EXERCISE OBJECTIVE
Repeat every entry exactly. Leave nothing out.

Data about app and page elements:
□ □ □ □ □

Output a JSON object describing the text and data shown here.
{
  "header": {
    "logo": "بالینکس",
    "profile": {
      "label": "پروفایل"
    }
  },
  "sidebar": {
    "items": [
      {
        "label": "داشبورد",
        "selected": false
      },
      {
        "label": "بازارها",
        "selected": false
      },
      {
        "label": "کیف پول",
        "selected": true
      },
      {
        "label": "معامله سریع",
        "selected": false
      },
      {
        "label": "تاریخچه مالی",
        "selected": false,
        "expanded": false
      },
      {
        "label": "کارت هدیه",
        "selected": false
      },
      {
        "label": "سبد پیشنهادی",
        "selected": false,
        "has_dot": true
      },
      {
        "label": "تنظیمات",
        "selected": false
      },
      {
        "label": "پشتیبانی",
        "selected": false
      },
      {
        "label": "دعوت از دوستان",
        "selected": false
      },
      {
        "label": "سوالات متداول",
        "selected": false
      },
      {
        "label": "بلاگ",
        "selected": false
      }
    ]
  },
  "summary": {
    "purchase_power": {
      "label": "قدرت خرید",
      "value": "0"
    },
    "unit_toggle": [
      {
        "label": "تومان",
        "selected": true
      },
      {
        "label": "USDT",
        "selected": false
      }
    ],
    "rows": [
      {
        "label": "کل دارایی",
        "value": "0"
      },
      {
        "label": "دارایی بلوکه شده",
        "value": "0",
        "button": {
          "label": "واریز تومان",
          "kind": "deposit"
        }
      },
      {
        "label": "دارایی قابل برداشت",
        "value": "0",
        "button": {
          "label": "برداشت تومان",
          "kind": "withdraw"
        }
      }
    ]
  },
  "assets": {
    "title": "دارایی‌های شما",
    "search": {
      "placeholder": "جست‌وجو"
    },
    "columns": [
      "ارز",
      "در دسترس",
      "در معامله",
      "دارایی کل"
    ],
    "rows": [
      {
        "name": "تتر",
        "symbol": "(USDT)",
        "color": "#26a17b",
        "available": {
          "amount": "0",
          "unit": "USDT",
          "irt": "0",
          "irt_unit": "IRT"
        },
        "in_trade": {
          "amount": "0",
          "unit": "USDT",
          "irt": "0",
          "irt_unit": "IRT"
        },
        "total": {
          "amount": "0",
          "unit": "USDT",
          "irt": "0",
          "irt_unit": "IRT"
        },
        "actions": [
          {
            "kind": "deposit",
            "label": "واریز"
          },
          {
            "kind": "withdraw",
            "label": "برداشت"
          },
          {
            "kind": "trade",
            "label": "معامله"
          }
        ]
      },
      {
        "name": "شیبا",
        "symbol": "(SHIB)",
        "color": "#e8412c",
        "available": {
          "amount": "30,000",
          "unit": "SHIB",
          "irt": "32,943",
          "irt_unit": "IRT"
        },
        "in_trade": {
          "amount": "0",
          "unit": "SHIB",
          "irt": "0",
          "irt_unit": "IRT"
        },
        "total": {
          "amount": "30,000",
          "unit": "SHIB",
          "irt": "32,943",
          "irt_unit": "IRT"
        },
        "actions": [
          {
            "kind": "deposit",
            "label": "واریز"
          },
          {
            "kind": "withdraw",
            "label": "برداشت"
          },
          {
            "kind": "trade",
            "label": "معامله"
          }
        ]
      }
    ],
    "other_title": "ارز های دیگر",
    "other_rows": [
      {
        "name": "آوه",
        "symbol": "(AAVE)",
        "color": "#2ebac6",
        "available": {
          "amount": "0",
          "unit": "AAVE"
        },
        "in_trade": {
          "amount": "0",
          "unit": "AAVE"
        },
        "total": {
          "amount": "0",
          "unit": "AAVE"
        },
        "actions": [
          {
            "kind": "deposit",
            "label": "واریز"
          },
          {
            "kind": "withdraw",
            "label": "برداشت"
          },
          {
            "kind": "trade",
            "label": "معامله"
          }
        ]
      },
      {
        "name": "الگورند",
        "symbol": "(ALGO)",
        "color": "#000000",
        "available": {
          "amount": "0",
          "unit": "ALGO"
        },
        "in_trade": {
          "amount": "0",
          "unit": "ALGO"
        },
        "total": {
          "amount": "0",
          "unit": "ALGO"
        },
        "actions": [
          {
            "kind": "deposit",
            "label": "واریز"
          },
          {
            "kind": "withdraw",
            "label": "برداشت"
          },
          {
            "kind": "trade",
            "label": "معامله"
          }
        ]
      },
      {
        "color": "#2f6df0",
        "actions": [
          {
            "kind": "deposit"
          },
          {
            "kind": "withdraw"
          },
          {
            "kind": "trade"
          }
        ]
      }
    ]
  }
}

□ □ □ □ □

TASK RESULT
Output a JSON object describing the text and data shown here.
{
  "header": {
    "logo": "بالینکس",
    "profile": {
      "label": "پروفایل"
    }
  },
  "sidebar": {
    "items": [
      {
        "label": "داشبورد",
        "selected": false
      },
      {
        "label": "بازارها",
        "selected": false
      },
      {
        "label": "کیف پول",
        "selected": true
      },
      {
        "label": "معامله سریع",
        "selected": false
      },
      {
        "label": "تاریخچه مالی",
        "selected": false,
        "expanded": false
      },
      {
        "label": "کارت هدیه",
        "selected": false
      },
      {
        "label": "سبد پیشنهادی",
        "selected": false,
        "has_dot": true
      },
      {
        "label": "تنظیمات",
        "selected": false
      },
      {
        "label": "پشتیبانی",
        "selected": false
      },
      {
        "label": "دعوت از دوستان",
        "selected": false
      },
      {
        "label": "سوالات متداول",
        "selected": false
      },
      {
        "label": "بلاگ",
        "selected": false
      }
    ]
  },
  "summary": {
    "purchase_power": {
      "label": "قدرت خرید",
      "value": "0"
    },
    "unit_toggle": [
      {
        "label": "تومان",
        "selected": true
      },
      {
        "label": "USDT",
        "selected": false
      }
    ],
    "rows": [
      {
        "label": "کل دارایی",
        "value": "0"
      },
      {
        "label": "دارایی بلوکه شده",
        "value": "0",
        "button": {
          "label": "واریز تومان",
          "kind": "deposit"
        }
      },
      {
        "label": "دارایی قابل برداشت",
        "value": "0",
        "button": {
          "label": "برداشت تومان",
          "kind": "withdraw"
        }
      }
    ]
  },
  "assets": {
    "title": "دارایی‌های شما",
    "search": {
      "placeholder": "جست‌وجو"
    },
    "columns": [
      "ارز",
      "در دسترس",
      "در معامله",
      "دارایی کل"
    ],
    "rows": [
      {
        "name": "تتر",
        "symbol": "(USDT)",
        "color": "#26a17b",
        "available": {
          "amount": "0",
          "unit": "USDT",
          "irt": "0",
          "irt_unit": "IRT"
        },
        "in_trade": {
          "amount": "0",
          "unit": "USDT",
          "irt": "0",
          "irt_unit": "IRT"
        },
        "total": {
          "amount": "0",
          "unit": "USDT",
          "irt": "0",
          "irt_unit": "IRT"
        },
        "actions": [
          {
            "kind": "deposit",
            "label": "واریز"
          },
          {
            "kind": "withdraw",
            "label": "برداشت"
          },
          {
            "kind": "trade",
            "label": "معامله"
          }
        ]
      },
      {
        "name": "شیبا",
        "symbol": "(SHIB)",
        "color": "#e8412c",
        "available": {
          "amount": "30,000",
          "unit": "SHIB",
          "irt": "32,943",
          "irt_unit": "IRT"
        },
        "in_trade": {
          "amount": "0",
          "unit": "SHIB",
          "irt": "0",
          "irt_unit": "IRT"
        },
        "total": {
          "amount": "30,000",
          "unit": "SHIB",
          "irt": "32,943",
          "irt_unit": "IRT"
        },
        "actions": [
          {
            "kind": "deposit",
            "label": "واریز"
          },
          {
            "kind": "withdraw",
            "label": "برداشت"
          },
          {
            "kind": "trade",
            "label": "معامله"
          }
        ]
      }
    ],
    "other_title": "ارز های دیگر",
    "other_rows": [
      {
        "name": "آوه",
        "symbol": "(AAVE)",
        "color": "#2ebac6",
        "available": {
          "amount": "0",
          "unit": "AAVE"
        },
        "in_trade": {
          "amount": "0",
          "unit": "AAVE"
        },
        "total": {
          "amount": "0",
          "unit": "AAVE"
        },
        "actions": [
          {
            "kind": "deposit",
            "label": "واریز"
          },
          {
            "kind": "withdraw",
            "label": "برداشت"
          },
          {
            "kind": "trade",
            "label": "معامله"
          }
        ]
      },
      {
        "name": "الگورند",
        "symbol": "(ALGO)",
        "color": "#000000",
        "available": {
          "amount": "0",
          "unit": "ALGO"
        },
        "in_trade": {
          "amount": "0",
          "unit": "ALGO"
        },
        "total": {
          "amount": "0",
          "unit": "ALGO"
        },
        "actions": [
          {
            "kind": "deposit",
            "label": "واریز"
          },
          {
            "kind": "withdraw",
            "label": "برداشت"
          },
          {
            "kind": "trade",
            "label": "معامله"
          }
        ]
      },
      {
        "color": "#2f6df0",
        "actions": [
          {
            "kind": "deposit"
          },
          {
            "kind": "withdraw"
          },
          {
            "kind": "trade"
          }
        ]
      }
    ]
  }
}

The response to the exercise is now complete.